Task statement =
Return, from the listing below, every line that includes "this".

Records shown =
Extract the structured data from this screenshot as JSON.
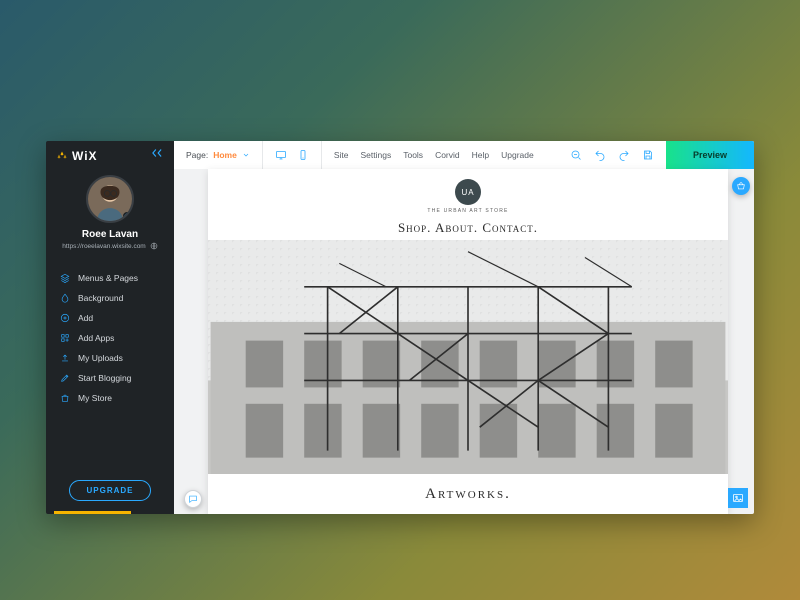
{
  "brand": {
    "name": "WiX"
  },
  "user": {
    "name": "Roee Lavan",
    "url": "https://roeelavan.wixsite.com"
  },
  "sidebar": {
    "items": [
      {
        "icon": "menus",
        "label": "Menus & Pages"
      },
      {
        "icon": "bg",
        "label": "Background"
      },
      {
        "icon": "add",
        "label": "Add"
      },
      {
        "icon": "apps",
        "label": "Add Apps"
      },
      {
        "icon": "uploads",
        "label": "My Uploads"
      },
      {
        "icon": "blog",
        "label": "Start Blogging"
      },
      {
        "icon": "store",
        "label": "My Store"
      }
    ],
    "upgrade": "UPGRADE"
  },
  "topbar": {
    "page_label": "Page:",
    "page_value": "Home",
    "menu": [
      "Site",
      "Settings",
      "Tools",
      "Corvid",
      "Help",
      "Upgrade"
    ],
    "preview": "Preview"
  },
  "site": {
    "logo_initials": "UA",
    "tagline": "The urban art store",
    "nav": "Shop.   About.   Contact.",
    "section": "Artworks."
  }
}
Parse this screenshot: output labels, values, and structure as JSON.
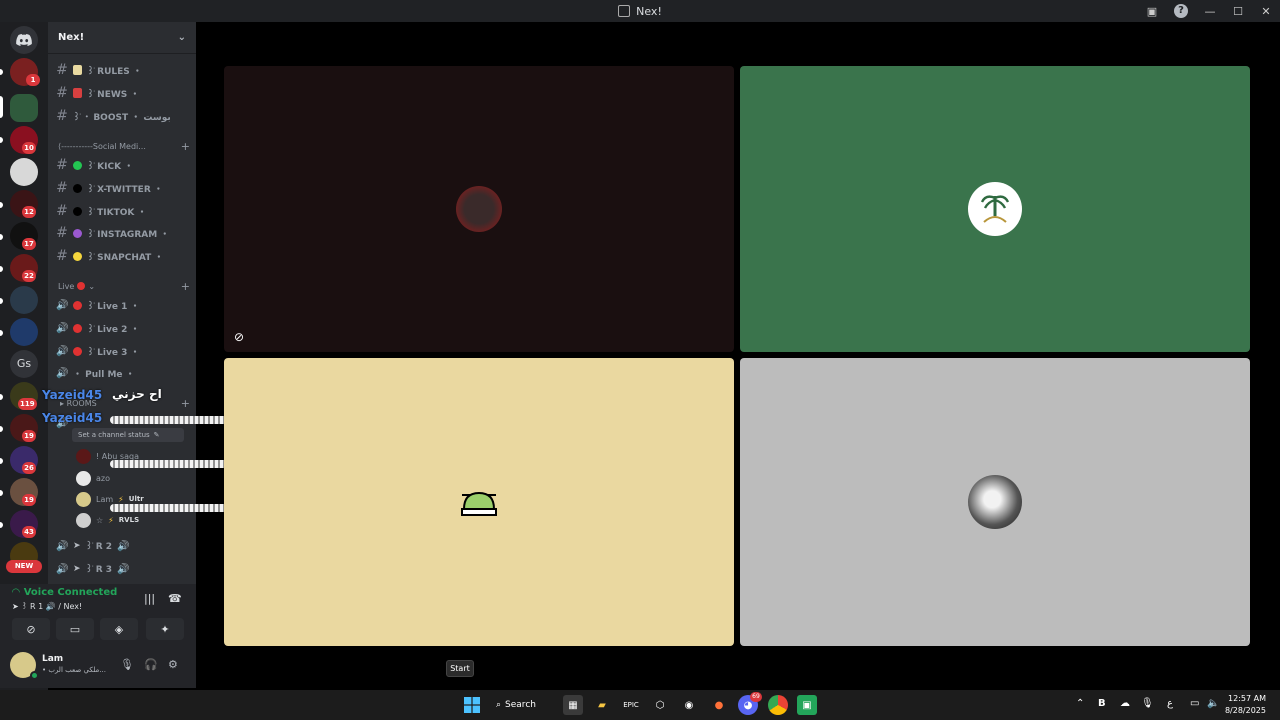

Your solution =
Extract the structured data from this screenshot as JSON.
Parse this screenshot: output labels, values, and structure as JSON.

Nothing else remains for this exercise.